His fellow clown killers blend into the background a little as a result. A couple of chainsaw-wielding psychos are dispensed with a little too easily. Foster and Phillips provide ample backup in their respective roles, and McDowell has a riot as the leader of the bad guys. The supporting players fade in and out but the central group are instantly likeable, and it feels like we know them and could spend more time in their company, in much the same way as the Fireflies.
The violence comes hard and fast, as is Zombie’s wont, but it’s more restrained than the publicity materials and trailers would suggest. 31 is a horror movie through and through, but it’s survivalist, rather than the emphasis being on torture cinema bulls**t. He does lose the run of himself a little bit with some on-the-nose “shock” statements and music cues, but this feels like a seventies shocker and a Rob Zombie statement simultaneously, so more power to him.
As it stands, 31 isn’t going to convince haters that the big Zombie party is worth attending. But for those who are curious enough to take a chance on it, and for fans of the director’s work/horror movies in general, this is relentlessly entertaining, brilliantly bloody, carnie carnage with a career-defining performance from Richard Brake at its heart. If this is the last we see of Doom-Head, it’ll be a damn shame. He’s a Horror Icon in the making. And he’s only appeared once.
WICKED RATING: 8/10
Director(s): Rob Zombie
Writer(s): Rob Zombie
Stars: Richard Brake, Malcolm McDowell, Sheri Moon Zombie, Meg Foster

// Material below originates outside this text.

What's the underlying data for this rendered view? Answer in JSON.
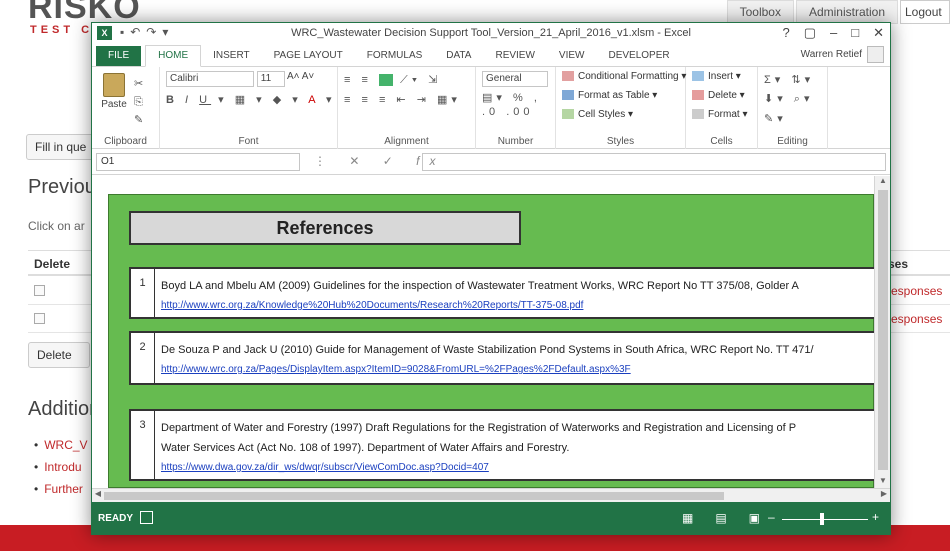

Release: September 16th
Studio/ Production Co: Bow and Arrow Entertainment
Length: 102 minutes